Objective: To assess the repercussion of late diagnosis of HIV infection on AIDS incidence in the era of highly active antiretroviral therapy.
Design: Analysis of AIDS surveillance data.
Patients: AIDS cases reported from 1994 though 2000.
Main outcome measures: Late testers were defined as persons who had a first positive HIV test in the month of or immediately preceding AIDS diagnosis. Their incidence trend was compared against that for the remaining cases, and the influence of demographic factors evaluated.
Results: Of 30 778 AIDS cases, 8499 (28%) were late testers, and of these, 1061 (12%) died within 3 months of diagnosis of HIV infection. From 1995 to 2000, AIDS diagnoses declined by 36% among late testers versus 67% for the remainder (P < 0.001). The percentage of late testers increased from 24% in 1994-1996 to 35% in 1998-2000 (P < 0.001). Among the 7825 AIDS cases diagnosed in 1998-2000, late testing was independently associated (P < 0.01) with male sex, age over 44 years, residence in provinces with a lower AIDS incidence, foreign origin, and no record of injecting drug use or prison stay.

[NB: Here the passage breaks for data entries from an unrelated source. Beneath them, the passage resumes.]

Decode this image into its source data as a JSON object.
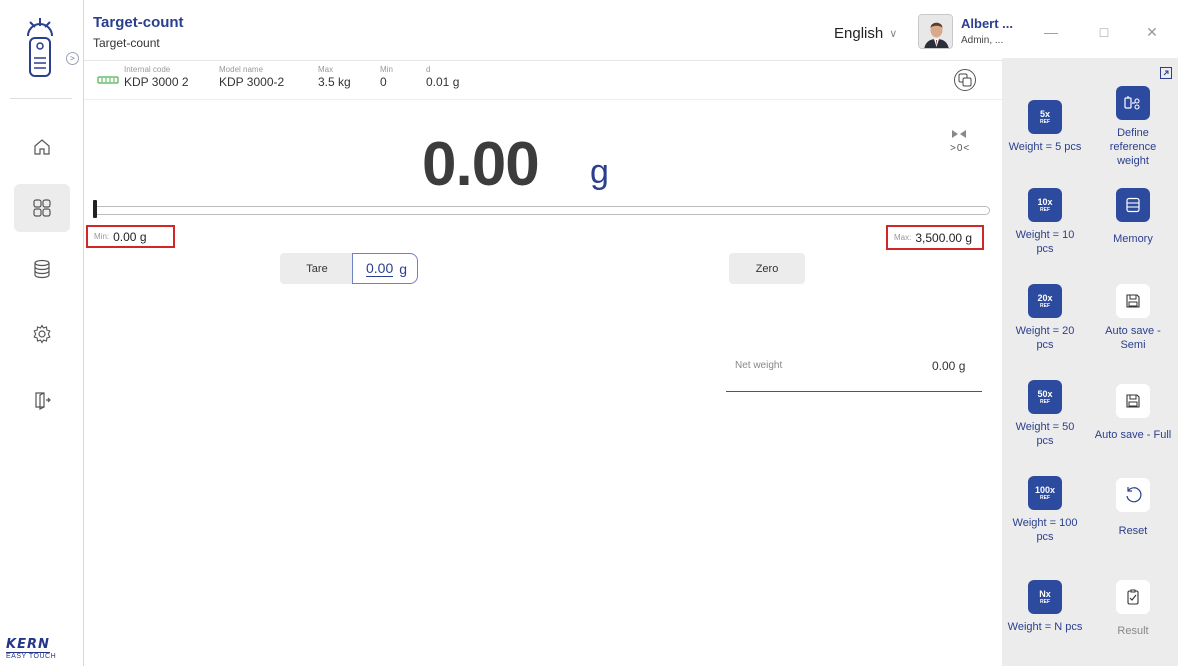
{
  "app": {
    "title": "Target-count",
    "subtitle": "Target-count",
    "language": "English",
    "user": {
      "name": "Albert ...",
      "role": "Admin, ..."
    }
  },
  "brand": {
    "line1": "KERN",
    "line2": "EASY TOUCH"
  },
  "nav": [
    "home",
    "applications",
    "database",
    "settings",
    "logout"
  ],
  "specs": {
    "internal_code": {
      "label": "Internal code",
      "value": "KDP 3000 2"
    },
    "model_name": {
      "label": "Model name",
      "value": "KDP 3000-2"
    },
    "max": {
      "label": "Max",
      "value": "3.5 kg"
    },
    "min": {
      "label": "Min",
      "value": "0"
    },
    "d": {
      "label": "d",
      "value": "0.01 g"
    }
  },
  "display": {
    "weight": "0.00",
    "unit": "g",
    "zero_indicator": ">0<",
    "min_label": "Min:",
    "min_value": "0.00 g",
    "max_label": "Max:",
    "max_value": "3,500.00 g",
    "bargraph_fraction": 0.0
  },
  "controls": {
    "tare_label": "Tare",
    "tare_value": "0.00",
    "tare_unit": "g",
    "zero_label": "Zero"
  },
  "result": {
    "net_label": "Net weight",
    "net_value": "0.00 g"
  },
  "functions": {
    "ref5": {
      "mult": "5x",
      "ref": "REF",
      "label": "Weight = 5 pcs"
    },
    "ref10": {
      "mult": "10x",
      "ref": "REF",
      "label": "Weight = 10 pcs"
    },
    "ref20": {
      "mult": "20x",
      "ref": "REF",
      "label": "Weight = 20 pcs"
    },
    "ref50": {
      "mult": "50x",
      "ref": "REF",
      "label": "Weight = 50 pcs"
    },
    "ref100": {
      "mult": "100x",
      "ref": "REF",
      "label": "Weight = 100 pcs"
    },
    "refN": {
      "mult": "Nx",
      "ref": "REF",
      "label": "Weight = N pcs"
    },
    "define_ref": {
      "label": "Define reference weight"
    },
    "memory": {
      "label": "Memory"
    },
    "autosave_semi": {
      "label": "Auto save - Semi"
    },
    "autosave_full": {
      "label": "Auto save - Full"
    },
    "reset": {
      "label": "Reset"
    },
    "result": {
      "label": "Result"
    }
  },
  "colors": {
    "accent": "#2a3f8e",
    "button_blue": "#2c4a9e",
    "highlight_red": "#d32626",
    "panel_bg": "#ececec"
  }
}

Conclusions: A growing proportion of AIDS cases involves late diagnosis of HIV infection. Persons who are unaware of their HIV infection cannot benefit from antiretroviral therapy and, hence, early diagnosis would strengthen the impact of such therapy and so reduce AIDS incidence.